_BRIEF_
When you output the records, match them exactly and omit any picture they include.

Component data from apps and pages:
━━━

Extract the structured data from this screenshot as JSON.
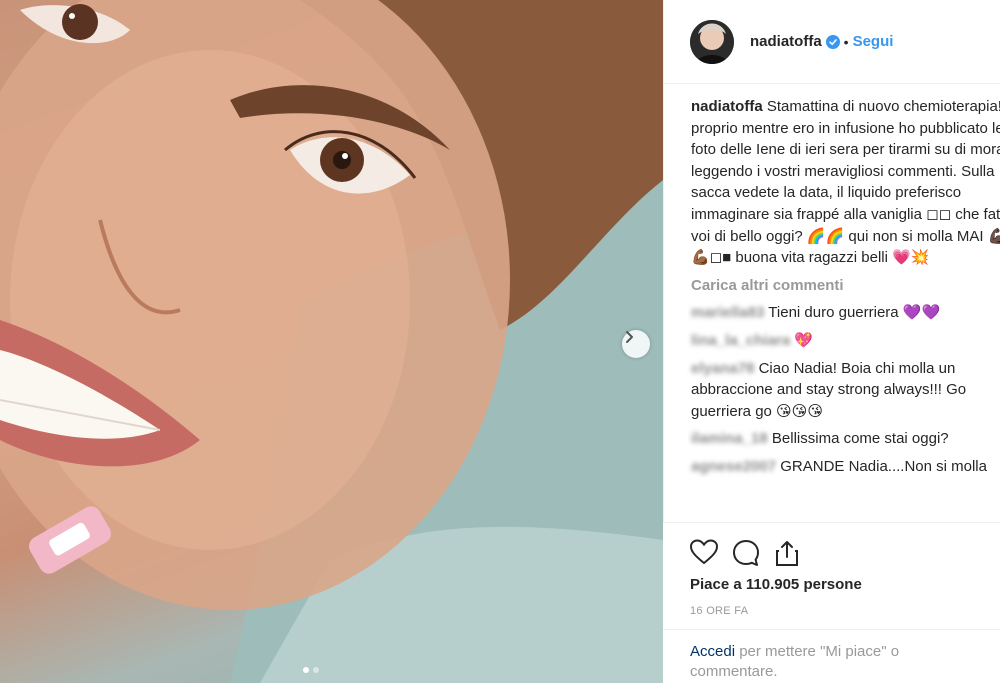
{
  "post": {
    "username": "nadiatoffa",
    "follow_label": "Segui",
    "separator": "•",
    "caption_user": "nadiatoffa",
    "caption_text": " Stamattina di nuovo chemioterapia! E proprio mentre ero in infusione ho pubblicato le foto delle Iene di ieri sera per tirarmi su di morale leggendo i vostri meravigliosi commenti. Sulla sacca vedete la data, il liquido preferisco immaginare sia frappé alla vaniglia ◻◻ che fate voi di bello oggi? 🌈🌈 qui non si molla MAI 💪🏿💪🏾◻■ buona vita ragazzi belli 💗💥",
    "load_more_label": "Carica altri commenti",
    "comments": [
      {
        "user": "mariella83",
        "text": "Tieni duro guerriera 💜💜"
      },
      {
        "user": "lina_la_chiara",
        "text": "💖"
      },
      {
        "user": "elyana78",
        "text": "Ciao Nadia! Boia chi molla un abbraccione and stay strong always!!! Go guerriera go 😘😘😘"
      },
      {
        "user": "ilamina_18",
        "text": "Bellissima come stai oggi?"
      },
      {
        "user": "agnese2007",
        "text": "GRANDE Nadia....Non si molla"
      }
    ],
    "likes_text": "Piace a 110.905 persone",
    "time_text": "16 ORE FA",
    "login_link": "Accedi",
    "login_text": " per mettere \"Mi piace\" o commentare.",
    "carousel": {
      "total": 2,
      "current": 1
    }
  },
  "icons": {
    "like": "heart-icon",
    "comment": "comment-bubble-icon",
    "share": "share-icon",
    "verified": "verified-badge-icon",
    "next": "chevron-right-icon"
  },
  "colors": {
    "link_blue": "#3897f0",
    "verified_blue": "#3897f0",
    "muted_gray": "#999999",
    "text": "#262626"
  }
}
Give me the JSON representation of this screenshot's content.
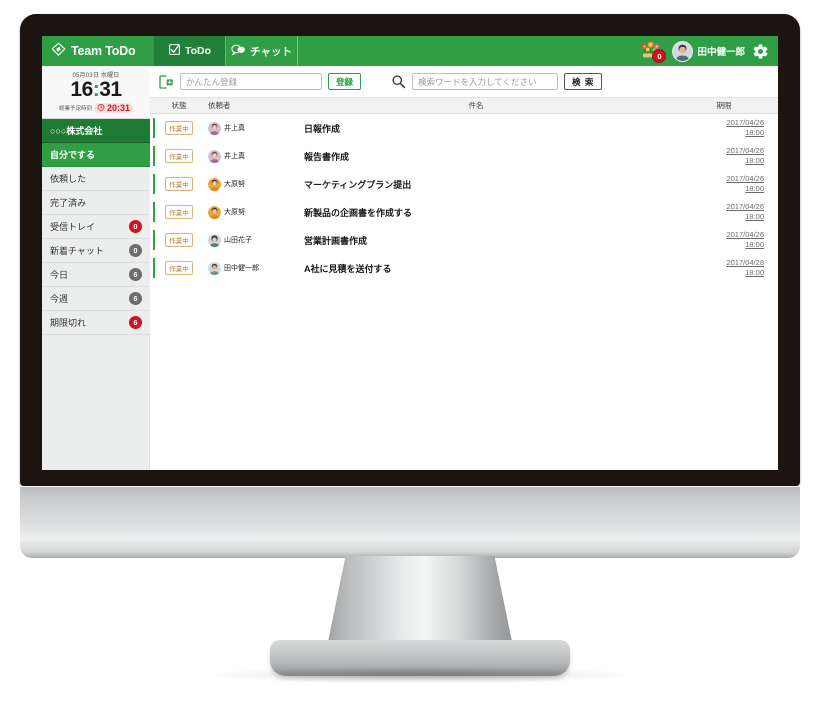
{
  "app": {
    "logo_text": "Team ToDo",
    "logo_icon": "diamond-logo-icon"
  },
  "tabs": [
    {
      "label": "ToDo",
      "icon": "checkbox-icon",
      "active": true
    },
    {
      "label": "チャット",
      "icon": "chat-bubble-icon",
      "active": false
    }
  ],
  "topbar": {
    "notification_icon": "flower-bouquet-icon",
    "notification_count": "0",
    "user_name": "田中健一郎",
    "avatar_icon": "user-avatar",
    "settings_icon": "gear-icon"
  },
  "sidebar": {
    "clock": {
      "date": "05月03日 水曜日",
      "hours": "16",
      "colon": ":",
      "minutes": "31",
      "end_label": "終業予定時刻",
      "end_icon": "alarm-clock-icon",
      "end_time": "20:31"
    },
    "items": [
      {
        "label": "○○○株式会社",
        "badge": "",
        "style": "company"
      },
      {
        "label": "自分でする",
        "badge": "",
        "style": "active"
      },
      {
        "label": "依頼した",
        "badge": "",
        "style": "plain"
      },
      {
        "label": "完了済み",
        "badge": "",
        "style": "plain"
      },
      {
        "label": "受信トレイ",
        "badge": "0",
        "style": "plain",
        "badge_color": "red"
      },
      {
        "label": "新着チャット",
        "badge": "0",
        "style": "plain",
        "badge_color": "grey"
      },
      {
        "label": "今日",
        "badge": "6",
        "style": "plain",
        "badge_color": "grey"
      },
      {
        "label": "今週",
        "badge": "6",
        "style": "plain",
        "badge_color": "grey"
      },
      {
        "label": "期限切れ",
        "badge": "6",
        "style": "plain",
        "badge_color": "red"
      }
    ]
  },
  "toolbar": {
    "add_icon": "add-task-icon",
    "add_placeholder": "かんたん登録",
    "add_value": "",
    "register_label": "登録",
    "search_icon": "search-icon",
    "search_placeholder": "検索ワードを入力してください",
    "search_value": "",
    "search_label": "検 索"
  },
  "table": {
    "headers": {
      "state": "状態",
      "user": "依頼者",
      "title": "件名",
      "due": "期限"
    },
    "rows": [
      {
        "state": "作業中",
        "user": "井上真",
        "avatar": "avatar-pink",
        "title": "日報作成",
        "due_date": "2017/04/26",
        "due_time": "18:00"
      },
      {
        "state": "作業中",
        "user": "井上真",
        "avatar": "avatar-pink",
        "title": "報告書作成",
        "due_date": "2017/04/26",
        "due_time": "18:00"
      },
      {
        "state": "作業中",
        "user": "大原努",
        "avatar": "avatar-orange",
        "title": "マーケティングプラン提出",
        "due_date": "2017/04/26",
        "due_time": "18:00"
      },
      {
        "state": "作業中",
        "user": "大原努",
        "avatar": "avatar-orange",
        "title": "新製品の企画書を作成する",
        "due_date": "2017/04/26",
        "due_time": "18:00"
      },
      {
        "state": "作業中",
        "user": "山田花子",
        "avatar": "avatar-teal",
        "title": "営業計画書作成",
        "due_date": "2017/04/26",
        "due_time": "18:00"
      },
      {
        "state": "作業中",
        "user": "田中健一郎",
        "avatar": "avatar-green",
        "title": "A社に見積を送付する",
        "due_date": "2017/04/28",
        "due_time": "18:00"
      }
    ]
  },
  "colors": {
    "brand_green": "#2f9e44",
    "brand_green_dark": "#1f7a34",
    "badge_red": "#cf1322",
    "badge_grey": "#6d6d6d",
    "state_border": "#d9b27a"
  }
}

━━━

_FINAL ANSWER_
Extract the structured data from this screenshot as JSON.
{
  "post": {
    "username": "nadiatoffa",
    "follow_label": "Segui",
    "separator": "•",
    "caption_user": "nadiatoffa",
    "caption_text": " Stamattina di nuovo chemioterapia! E proprio mentre ero in infusione ho pubblicato le foto delle Iene di ieri sera per tirarmi su di morale leggendo i vostri meravigliosi commenti. Sulla sacca vedete la data, il liquido preferisco immaginare sia frappé alla vaniglia ◻◻ che fate voi di bello oggi? 🌈🌈 qui non si molla MAI 💪🏿💪🏾◻■ buona vita ragazzi belli 💗💥",
    "load_more_label": "Carica altri commenti",
    "comments": [
      {
        "user": "mariella83",
        "text": "Tieni duro guerriera 💜💜"
      },
      {
        "user": "lina_la_chiara",
        "text": "💖"
      },
      {
        "user": "elyana78",
        "text": "Ciao Nadia! Boia chi molla un abbraccione and stay strong always!!! Go guerriera go 😘😘😘"
      },
      {
        "user": "ilamina_18",
        "text": "Bellissima come stai oggi?"
      },
      {
        "user": "agnese2007",
        "text": "GRANDE Nadia....Non si molla"
      }
    ],
    "likes_text": "Piace a 110.905 persone",
    "time_text": "16 ORE FA",
    "login_link": "Accedi",
    "login_text": " per mettere \"Mi piace\" o commentare.",
    "carousel": {
      "total": 2,
      "current": 1
    }
  },
  "icons": {
    "like": "heart-icon",
    "comment": "comment-bubble-icon",
    "share": "share-icon",
    "verified": "verified-badge-icon",
    "next": "chevron-right-icon"
  },
  "colors": {
    "link_blue": "#3897f0",
    "verified_blue": "#3897f0",
    "muted_gray": "#999999",
    "text": "#262626"
  }
}
Give me the JSON representation of this screenshot's content.
{
  "app": {
    "logo_text": "Team ToDo",
    "logo_icon": "diamond-logo-icon"
  },
  "tabs": [
    {
      "label": "ToDo",
      "icon": "checkbox-icon",
      "active": true
    },
    {
      "label": "チャット",
      "icon": "chat-bubble-icon",
      "active": false
    }
  ],
  "topbar": {
    "notification_icon": "flower-bouquet-icon",
    "notification_count": "0",
    "user_name": "田中健一郎",
    "avatar_icon": "user-avatar",
    "settings_icon": "gear-icon"
  },
  "sidebar": {
    "clock": {
      "date": "05月03日 水曜日",
      "hours": "16",
      "colon": ":",
      "minutes": "31",
      "end_label": "終業予定時刻",
      "end_icon": "alarm-clock-icon",
      "end_time": "20:31"
    },
    "items": [
      {
        "label": "○○○株式会社",
        "badge": "",
        "style": "company"
      },
      {
        "label": "自分でする",
        "badge": "",
        "style": "active"
      },
      {
        "label": "依頼した",
        "badge": "",
        "style": "plain"
      },
      {
        "label": "完了済み",
        "badge": "",
        "style": "plain"
      },
      {
        "label": "受信トレイ",
        "badge": "0",
        "style": "plain",
        "badge_color": "red"
      },
      {
        "label": "新着チャット",
        "badge": "0",
        "style": "plain",
        "badge_color": "grey"
      },
      {
        "label": "今日",
        "badge": "6",
        "style": "plain",
        "badge_color": "grey"
      },
      {
        "label": "今週",
        "badge": "6",
        "style": "plain",
        "badge_color": "grey"
      },
      {
        "label": "期限切れ",
        "badge": "6",
        "style": "plain",
        "badge_color": "red"
      }
    ]
  },
  "toolbar": {
    "add_icon": "add-task-icon",
    "add_placeholder": "かんたん登録",
    "add_value": "",
    "register_label": "登録",
    "search_icon": "search-icon",
    "search_placeholder": "検索ワードを入力してください",
    "search_value": "",
    "search_label": "検 索"
  },
  "table": {
    "headers": {
      "state": "状態",
      "user": "依頼者",
      "title": "件名",
      "due": "期限"
    },
    "rows": [
      {
        "state": "作業中",
        "user": "井上真",
        "avatar": "avatar-pink",
        "title": "日報作成",
        "due_date": "2017/04/26",
        "due_time": "18:00"
      },
      {
        "state": "作業中",
        "user": "井上真",
        "avatar": "avatar-pink",
        "title": "報告書作成",
        "due_date": "2017/04/26",
        "due_time": "18:00"
      },
      {
        "state": "作業中",
        "user": "大原努",
        "avatar": "avatar-orange",
        "title": "マーケティングプラン提出",
        "due_date": "2017/04/26",
        "due_time": "18:00"
      },
      {
        "state": "作業中",
        "user": "大原努",
        "avatar": "avatar-orange",
        "title": "新製品の企画書を作成する",
        "due_date": "2017/04/26",
        "due_time": "18:00"
      },
      {
        "state": "作業中",
        "user": "山田花子",
        "avatar": "avatar-teal",
        "title": "営業計画書作成",
        "due_date": "2017/04/26",
        "due_time": "18:00"
      },
      {
        "state": "作業中",
        "user": "田中健一郎",
        "avatar": "avatar-green",
        "title": "A社に見積を送付する",
        "due_date": "2017/04/28",
        "due_time": "18:00"
      }
    ]
  },
  "colors": {
    "brand_green": "#2f9e44",
    "brand_green_dark": "#1f7a34",
    "badge_red": "#cf1322",
    "badge_grey": "#6d6d6d",
    "state_border": "#d9b27a"
  }
}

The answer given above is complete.